Transforming STEM Education for the future
Berlin, 17.10.2022: For two years, 20 teachers from all over Europe have been working together on projects that show how the UN's 17 Sustainable Development Goals can be integrated into science lessons. The teachers' network Science on Stage Germany has now presented the interactive teaching materials in Berlin.
Climate change, environmental protection, sustainability: issues that preoccupy children and young people all over Europe. STEM teachers can use these issues to excite their students about science and IT. After all, these subjects play a crucial role in meeting these stakes.
The Science on Stage project "Act Now for the UN Sustainable Development Goals" demonstrates how this can be achieved. 20 teachers from eleven countries have jointly developed concrete and practical concepts on how the 17 UN Sustainable Development Goals (SDGs) can be taught in STEM classes.

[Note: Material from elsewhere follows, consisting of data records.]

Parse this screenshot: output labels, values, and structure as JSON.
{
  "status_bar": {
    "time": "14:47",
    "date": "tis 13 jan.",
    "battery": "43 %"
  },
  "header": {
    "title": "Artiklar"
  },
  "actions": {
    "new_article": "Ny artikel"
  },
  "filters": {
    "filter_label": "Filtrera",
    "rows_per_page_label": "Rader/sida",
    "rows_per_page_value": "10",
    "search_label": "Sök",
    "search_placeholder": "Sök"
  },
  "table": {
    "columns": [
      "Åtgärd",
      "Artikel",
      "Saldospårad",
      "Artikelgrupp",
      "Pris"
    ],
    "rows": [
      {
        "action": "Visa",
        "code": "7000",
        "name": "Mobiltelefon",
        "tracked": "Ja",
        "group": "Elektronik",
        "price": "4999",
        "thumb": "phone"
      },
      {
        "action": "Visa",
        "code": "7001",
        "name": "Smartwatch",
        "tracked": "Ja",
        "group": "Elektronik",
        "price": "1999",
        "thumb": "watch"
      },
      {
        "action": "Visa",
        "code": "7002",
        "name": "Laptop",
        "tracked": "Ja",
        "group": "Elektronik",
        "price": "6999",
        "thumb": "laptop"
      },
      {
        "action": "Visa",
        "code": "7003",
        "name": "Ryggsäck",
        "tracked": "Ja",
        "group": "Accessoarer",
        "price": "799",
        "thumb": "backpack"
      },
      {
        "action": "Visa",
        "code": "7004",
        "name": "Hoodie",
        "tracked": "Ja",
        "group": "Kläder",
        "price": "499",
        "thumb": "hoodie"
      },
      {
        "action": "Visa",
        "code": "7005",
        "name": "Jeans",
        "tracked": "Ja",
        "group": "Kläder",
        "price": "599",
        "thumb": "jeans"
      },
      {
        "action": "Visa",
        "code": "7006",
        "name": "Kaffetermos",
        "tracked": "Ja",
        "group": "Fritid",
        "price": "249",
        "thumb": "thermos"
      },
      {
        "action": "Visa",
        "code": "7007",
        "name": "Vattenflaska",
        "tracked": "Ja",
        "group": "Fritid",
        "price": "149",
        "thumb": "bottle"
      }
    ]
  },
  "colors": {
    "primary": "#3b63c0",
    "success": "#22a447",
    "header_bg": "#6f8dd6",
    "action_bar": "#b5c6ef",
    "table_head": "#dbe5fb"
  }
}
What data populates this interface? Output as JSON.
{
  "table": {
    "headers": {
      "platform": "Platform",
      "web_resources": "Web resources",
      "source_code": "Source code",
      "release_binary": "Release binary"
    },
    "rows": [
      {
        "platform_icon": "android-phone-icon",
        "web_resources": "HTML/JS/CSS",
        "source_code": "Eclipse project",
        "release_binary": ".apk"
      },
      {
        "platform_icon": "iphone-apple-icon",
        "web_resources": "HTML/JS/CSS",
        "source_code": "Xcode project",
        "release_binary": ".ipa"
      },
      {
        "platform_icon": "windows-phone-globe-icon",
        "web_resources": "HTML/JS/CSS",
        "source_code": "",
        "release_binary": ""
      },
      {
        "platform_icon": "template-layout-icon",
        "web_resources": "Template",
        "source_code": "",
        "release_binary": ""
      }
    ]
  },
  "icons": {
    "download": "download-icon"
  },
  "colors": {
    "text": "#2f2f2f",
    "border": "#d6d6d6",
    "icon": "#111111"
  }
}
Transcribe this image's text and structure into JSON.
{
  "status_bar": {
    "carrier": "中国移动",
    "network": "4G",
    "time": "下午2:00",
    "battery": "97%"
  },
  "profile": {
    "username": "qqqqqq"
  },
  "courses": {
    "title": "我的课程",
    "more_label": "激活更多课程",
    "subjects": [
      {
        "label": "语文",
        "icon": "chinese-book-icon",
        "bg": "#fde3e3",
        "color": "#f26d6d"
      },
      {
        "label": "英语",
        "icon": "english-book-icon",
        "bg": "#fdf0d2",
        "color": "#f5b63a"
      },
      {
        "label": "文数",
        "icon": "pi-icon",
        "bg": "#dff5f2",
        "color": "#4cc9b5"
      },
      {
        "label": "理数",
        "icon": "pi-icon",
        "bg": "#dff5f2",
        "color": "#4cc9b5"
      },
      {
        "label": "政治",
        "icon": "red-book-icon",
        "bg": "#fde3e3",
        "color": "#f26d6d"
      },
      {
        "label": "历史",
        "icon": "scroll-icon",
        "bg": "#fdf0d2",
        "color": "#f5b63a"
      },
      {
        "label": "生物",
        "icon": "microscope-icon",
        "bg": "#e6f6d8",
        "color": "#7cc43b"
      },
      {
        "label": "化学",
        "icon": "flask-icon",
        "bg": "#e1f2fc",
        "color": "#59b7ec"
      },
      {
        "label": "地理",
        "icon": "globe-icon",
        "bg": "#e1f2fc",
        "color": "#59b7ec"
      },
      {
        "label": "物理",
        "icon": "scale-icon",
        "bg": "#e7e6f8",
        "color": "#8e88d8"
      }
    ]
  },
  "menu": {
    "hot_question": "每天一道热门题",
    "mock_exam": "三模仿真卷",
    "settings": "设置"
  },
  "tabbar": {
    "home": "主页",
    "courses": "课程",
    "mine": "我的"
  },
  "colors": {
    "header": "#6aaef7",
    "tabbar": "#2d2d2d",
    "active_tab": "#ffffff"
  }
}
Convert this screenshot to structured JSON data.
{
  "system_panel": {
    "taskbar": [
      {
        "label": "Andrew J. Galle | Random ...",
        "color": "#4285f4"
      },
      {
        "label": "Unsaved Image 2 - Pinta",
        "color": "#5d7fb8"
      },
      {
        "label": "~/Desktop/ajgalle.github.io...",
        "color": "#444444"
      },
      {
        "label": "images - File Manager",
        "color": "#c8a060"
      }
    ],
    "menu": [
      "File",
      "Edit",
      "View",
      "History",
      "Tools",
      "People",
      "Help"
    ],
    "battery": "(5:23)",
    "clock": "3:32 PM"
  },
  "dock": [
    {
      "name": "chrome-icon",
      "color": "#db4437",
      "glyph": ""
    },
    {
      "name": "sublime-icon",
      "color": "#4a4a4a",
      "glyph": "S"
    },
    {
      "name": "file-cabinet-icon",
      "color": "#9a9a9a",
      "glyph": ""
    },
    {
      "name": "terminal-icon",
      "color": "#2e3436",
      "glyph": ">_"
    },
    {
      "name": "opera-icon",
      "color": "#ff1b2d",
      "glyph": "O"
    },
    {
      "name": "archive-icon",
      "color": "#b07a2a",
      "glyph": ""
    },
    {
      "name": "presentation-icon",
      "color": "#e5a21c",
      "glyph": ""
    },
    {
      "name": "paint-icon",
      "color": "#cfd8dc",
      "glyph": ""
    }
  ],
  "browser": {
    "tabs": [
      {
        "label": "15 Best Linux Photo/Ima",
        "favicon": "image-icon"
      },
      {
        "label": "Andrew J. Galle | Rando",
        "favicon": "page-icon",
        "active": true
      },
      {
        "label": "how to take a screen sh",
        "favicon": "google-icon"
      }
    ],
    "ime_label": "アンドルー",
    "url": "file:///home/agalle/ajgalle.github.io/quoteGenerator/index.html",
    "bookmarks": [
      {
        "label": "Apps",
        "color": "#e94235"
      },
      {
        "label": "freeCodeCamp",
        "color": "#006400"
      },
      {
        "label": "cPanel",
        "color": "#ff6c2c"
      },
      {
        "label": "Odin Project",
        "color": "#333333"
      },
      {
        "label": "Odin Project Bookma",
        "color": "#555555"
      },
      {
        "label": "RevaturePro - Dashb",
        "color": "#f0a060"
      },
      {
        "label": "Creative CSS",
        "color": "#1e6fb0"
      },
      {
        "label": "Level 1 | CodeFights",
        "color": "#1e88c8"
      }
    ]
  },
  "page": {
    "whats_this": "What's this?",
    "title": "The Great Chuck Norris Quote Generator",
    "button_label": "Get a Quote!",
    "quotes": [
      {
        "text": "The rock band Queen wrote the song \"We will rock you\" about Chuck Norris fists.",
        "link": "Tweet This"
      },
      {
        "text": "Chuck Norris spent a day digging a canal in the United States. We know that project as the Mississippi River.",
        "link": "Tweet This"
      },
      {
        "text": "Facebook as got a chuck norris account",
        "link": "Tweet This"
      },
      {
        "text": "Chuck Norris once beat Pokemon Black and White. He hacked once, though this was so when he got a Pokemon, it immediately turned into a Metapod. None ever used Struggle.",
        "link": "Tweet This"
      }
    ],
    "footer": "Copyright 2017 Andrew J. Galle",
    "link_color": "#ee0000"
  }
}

From "Affordable and Clean Energy" (SDG 7) to "Good Health and Well-Being" (SDG 3) and "Clean Water and Sanitation" (SDG 6), the participants created teaching units covering a broad range of topics. For example, in the chapter "Adopt a tree", the students build and code sensors and attach them to "adopted" trees in the area. The recorded environmental data is sent to a base station at school. The young people analyse them in relation to the health of the trees and work out protective measures based on them.
"All teachers must address these issues in the classroom, not by lecturing, but in an "activating" way. So that students realise how they can make a positive difference through their behaviour and what role STEM skills play in this. It was impressive to see how our teachers, despite the stresses and strains of everyday school life, worked together voluntarily across national borders for two years. I would like to thank all the teachers involved”, says Stefanie Schlunk, Managing Director of Science on Stage Germany.
Science on Stage has also taken a sustainable approach regarding the production of the materials. Instead of a printed brochure, the contents are available digitally. Teachers will get a deeper insight with videos and various interactive materials which they can use directly with their students. The material will be easily accessible, be it from desktop or mobile devices. This way, the teachers will not only get inspiration and ideas about concrete SDG-related topics but also on how to use digital tools in their classes.
The material is available in German and English and is suitable for lessons at primary and secondary schools.
Following the publication of "Act Now for the UN Sustainable Development Goals", Science on Stage will offer free webinars on the material starting in autumn. Furthermore, the initiative is calling on teachers throughout Europe to take part in the "Future League" competition. They are invited to develop their own SDG projects together with their class. The publication is intended to give ideas and to inspire teachers throughout Europe to promote sustainability and environmental protection.
The project was made possible by SAP SE.
Share this page